Element data from apps and pages »

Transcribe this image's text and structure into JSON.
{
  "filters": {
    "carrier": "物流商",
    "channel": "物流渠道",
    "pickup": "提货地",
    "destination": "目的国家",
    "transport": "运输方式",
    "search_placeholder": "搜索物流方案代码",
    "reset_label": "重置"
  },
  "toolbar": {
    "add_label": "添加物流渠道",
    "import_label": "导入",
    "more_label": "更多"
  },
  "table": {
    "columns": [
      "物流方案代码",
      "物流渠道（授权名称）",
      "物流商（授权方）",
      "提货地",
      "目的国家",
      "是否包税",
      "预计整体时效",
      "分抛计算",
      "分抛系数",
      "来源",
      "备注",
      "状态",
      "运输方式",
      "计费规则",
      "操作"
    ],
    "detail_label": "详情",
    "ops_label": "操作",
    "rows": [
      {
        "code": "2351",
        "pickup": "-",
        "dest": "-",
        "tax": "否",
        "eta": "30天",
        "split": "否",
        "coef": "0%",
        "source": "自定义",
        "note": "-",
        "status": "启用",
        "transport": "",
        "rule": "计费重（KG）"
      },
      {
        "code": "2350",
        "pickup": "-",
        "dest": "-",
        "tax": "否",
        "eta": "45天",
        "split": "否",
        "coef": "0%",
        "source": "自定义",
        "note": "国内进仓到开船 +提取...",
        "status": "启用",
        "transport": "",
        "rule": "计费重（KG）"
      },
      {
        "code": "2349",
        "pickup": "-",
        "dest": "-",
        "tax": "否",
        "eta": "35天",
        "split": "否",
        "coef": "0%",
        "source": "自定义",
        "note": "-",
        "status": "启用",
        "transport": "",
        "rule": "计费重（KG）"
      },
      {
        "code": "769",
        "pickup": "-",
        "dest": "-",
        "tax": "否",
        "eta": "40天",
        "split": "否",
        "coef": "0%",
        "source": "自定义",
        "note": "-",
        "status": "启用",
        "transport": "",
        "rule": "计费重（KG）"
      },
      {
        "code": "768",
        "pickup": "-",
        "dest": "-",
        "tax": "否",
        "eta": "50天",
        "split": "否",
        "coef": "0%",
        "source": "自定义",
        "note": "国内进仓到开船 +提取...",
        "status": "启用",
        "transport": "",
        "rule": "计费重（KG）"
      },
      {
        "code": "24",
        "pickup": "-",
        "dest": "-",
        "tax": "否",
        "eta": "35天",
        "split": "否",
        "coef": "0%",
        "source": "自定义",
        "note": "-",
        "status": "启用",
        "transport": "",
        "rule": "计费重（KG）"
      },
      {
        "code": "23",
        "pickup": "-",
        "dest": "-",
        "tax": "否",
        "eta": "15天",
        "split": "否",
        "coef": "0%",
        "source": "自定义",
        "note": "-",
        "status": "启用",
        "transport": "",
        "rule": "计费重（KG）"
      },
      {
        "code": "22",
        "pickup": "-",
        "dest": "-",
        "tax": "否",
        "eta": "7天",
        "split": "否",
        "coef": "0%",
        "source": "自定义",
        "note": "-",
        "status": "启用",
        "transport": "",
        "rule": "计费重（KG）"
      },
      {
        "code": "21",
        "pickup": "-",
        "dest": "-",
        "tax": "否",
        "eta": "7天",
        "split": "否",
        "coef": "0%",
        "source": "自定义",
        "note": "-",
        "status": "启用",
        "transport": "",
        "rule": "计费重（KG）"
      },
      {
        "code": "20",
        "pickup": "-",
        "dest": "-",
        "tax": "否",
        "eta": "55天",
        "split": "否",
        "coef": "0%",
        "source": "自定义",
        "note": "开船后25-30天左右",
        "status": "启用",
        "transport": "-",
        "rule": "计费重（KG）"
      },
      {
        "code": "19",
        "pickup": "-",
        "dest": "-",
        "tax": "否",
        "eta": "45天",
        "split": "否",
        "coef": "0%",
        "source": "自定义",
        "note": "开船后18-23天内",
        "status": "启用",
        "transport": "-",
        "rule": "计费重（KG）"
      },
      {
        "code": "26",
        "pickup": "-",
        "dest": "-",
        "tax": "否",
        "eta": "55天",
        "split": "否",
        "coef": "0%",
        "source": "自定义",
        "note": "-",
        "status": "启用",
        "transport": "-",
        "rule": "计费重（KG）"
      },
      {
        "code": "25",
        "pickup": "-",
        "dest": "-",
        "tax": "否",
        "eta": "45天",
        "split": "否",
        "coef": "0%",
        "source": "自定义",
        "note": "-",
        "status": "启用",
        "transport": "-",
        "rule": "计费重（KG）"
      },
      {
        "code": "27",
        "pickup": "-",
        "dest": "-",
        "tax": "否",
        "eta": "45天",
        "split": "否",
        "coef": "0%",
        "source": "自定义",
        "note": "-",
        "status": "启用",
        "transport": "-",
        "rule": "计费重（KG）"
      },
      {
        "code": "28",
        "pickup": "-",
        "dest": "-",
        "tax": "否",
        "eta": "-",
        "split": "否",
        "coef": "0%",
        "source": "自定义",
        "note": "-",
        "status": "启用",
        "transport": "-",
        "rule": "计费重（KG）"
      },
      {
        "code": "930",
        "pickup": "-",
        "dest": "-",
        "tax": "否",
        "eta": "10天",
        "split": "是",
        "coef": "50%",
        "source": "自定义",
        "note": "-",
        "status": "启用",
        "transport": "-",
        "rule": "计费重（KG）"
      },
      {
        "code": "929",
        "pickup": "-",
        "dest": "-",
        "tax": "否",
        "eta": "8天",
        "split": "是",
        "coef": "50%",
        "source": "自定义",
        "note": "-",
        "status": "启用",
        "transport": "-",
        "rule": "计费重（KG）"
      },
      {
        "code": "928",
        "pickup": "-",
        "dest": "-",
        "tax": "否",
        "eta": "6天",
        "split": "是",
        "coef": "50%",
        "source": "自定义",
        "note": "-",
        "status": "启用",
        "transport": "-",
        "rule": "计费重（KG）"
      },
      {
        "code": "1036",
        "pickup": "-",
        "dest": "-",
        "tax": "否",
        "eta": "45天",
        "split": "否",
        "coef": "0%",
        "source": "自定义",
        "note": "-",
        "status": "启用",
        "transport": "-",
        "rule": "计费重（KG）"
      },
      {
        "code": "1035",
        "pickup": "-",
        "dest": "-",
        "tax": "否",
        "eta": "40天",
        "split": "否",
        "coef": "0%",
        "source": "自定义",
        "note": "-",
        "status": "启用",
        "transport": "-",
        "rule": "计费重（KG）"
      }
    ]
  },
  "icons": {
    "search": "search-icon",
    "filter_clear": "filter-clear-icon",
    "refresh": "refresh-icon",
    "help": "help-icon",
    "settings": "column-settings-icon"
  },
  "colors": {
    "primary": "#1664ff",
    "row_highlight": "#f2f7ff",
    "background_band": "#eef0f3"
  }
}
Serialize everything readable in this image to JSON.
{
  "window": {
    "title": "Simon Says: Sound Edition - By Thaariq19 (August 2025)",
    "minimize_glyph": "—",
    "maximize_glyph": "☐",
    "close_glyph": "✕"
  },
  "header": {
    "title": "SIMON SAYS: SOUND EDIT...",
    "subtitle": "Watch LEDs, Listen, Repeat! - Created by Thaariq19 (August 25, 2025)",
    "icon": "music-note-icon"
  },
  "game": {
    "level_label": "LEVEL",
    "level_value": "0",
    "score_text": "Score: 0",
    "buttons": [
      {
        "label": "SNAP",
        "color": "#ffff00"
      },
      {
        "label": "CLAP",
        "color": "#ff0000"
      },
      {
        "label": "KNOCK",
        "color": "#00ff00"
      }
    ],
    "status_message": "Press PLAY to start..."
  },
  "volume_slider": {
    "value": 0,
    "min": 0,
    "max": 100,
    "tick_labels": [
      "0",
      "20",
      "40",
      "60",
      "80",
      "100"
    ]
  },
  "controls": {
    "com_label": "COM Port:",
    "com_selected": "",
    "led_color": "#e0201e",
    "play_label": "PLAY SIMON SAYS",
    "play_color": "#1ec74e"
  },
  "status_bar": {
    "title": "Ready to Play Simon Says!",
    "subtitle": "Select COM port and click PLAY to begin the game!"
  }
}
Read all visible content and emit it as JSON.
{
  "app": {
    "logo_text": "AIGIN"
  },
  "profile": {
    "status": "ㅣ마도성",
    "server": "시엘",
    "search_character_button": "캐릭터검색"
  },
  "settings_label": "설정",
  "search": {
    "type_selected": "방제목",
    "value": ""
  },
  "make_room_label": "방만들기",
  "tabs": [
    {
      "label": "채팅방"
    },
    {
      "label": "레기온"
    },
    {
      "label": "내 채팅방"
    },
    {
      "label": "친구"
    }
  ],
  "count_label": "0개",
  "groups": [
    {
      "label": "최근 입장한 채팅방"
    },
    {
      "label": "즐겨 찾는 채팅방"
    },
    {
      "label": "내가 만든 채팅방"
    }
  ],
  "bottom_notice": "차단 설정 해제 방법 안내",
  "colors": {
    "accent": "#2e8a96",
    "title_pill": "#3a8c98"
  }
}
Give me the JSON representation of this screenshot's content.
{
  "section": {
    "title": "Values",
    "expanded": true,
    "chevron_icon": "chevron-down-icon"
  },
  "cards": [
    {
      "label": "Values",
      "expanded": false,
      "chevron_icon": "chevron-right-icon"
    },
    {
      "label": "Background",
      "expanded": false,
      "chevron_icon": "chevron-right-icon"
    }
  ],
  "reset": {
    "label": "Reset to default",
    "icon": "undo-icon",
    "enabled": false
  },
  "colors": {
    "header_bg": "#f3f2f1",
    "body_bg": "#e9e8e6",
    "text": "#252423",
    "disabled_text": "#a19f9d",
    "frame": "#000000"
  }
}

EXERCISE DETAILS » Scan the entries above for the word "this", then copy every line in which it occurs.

TASK RESULT »
Transcribe this image's text and structure into JSON.
Serialize everything readable in this image to JSON.
Give me the JSON representation of this screenshot's content.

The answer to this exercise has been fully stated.